** Problem **
Each line of the material below needs to be returned exactly as written.

+++ Records for this exercise

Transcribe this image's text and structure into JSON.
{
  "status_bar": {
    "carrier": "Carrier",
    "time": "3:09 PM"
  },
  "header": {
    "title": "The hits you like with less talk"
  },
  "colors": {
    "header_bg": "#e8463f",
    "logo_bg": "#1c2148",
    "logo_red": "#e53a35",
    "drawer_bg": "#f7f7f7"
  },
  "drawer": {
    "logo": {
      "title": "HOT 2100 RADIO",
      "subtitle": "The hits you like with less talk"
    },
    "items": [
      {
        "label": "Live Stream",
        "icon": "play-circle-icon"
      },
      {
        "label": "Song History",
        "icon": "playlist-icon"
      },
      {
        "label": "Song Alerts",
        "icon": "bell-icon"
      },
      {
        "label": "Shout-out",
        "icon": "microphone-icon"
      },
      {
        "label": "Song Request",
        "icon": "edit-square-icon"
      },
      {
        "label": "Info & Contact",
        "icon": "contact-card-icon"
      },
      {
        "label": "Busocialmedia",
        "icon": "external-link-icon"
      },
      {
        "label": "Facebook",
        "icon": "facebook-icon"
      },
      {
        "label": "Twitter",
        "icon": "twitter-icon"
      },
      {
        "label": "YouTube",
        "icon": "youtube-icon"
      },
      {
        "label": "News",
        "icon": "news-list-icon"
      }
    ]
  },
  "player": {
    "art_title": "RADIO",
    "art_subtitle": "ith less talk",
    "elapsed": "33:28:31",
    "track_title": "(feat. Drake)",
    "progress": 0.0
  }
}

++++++

** Response for this exercise **
Transcribe this image's text and structure into JSON.
{
  "status_bar": {
    "carrier": "Carrier",
    "time": "3:09 PM"
  },
  "header": {
    "title": "The hits you like with less talk"
  },
  "colors": {
    "header_bg": "#e8463f",
    "logo_bg": "#1c2148",
    "logo_red": "#e53a35",
    "drawer_bg": "#f7f7f7"
  },
  "drawer": {
    "logo": {
      "title": "HOT 2100 RADIO",
      "subtitle": "The hits you like with less talk"
    },
    "items": [
      {
        "label": "Live Stream",
        "icon": "play-circle-icon"
      },
      {
        "label": "Song History",
        "icon": "playlist-icon"
      },
      {
        "label": "Song Alerts",
        "icon": "bell-icon"
      },
      {
        "label": "Shout-out",
        "icon": "microphone-icon"
      },
      {
        "label": "Song Request",
        "icon": "edit-square-icon"
      },
      {
        "label": "Info & Contact",
        "icon": "contact-card-icon"
      },
      {
        "label": "Busocialmedia",
        "icon": "external-link-icon"
      },
      {
        "label": "Facebook",
        "icon": "facebook-icon"
      },
      {
        "label": "Twitter",
        "icon": "twitter-icon"
      },
      {
        "label": "YouTube",
        "icon": "youtube-icon"
      },
      {
        "label": "News",
        "icon": "news-list-icon"
      }
    ]
  },
  "player": {
    "art_title": "RADIO",
    "art_subtitle": "ith less talk",
    "elapsed": "33:28:31",
    "track_title": "(feat. Drake)",
    "progress": 0.0
  }
}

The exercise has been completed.